• EXERCISE: Return every line of the records below verbatim, with no pictures in the copy.

• RECORDS FOR THE EXERCISE:
====
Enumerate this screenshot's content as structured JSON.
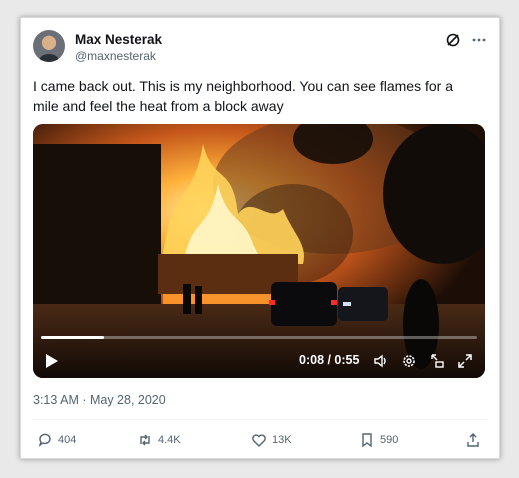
{
  "author": {
    "name": "Max Nesterak",
    "handle": "@maxnesterak"
  },
  "header_icons": [
    "grok-icon",
    "more-icon"
  ],
  "tweet": {
    "text": "I came back out. This is my neighborhood. You can see flames for a mile and feel the heat from a block away",
    "timestamp": "3:13 AM · May 28, 2020"
  },
  "video": {
    "elapsed": "0:08",
    "duration": "0:55",
    "time_label": "0:08 / 0:55",
    "progress": 0.145,
    "controls": [
      "play-icon",
      "volume-icon",
      "settings-icon",
      "picture-in-picture-icon",
      "fullscreen-icon"
    ]
  },
  "actions": {
    "replies": "404",
    "reposts": "4.4K",
    "likes": "13K",
    "bookmarks": "590"
  },
  "colors": {
    "text_primary": "#0f1419",
    "text_secondary": "#536471",
    "fire": "#ffb13b"
  }
}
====
• WRITTEN RESPONSE:
Enumerate this screenshot's content as structured JSON.
{
  "author": {
    "name": "Max Nesterak",
    "handle": "@maxnesterak"
  },
  "header_icons": [
    "grok-icon",
    "more-icon"
  ],
  "tweet": {
    "text": "I came back out. This is my neighborhood. You can see flames for a mile and feel the heat from a block away",
    "timestamp": "3:13 AM · May 28, 2020"
  },
  "video": {
    "elapsed": "0:08",
    "duration": "0:55",
    "time_label": "0:08 / 0:55",
    "progress": 0.145,
    "controls": [
      "play-icon",
      "volume-icon",
      "settings-icon",
      "picture-in-picture-icon",
      "fullscreen-icon"
    ]
  },
  "actions": {
    "replies": "404",
    "reposts": "4.4K",
    "likes": "13K",
    "bookmarks": "590"
  },
  "colors": {
    "text_primary": "#0f1419",
    "text_secondary": "#536471",
    "fire": "#ffb13b"
  }
}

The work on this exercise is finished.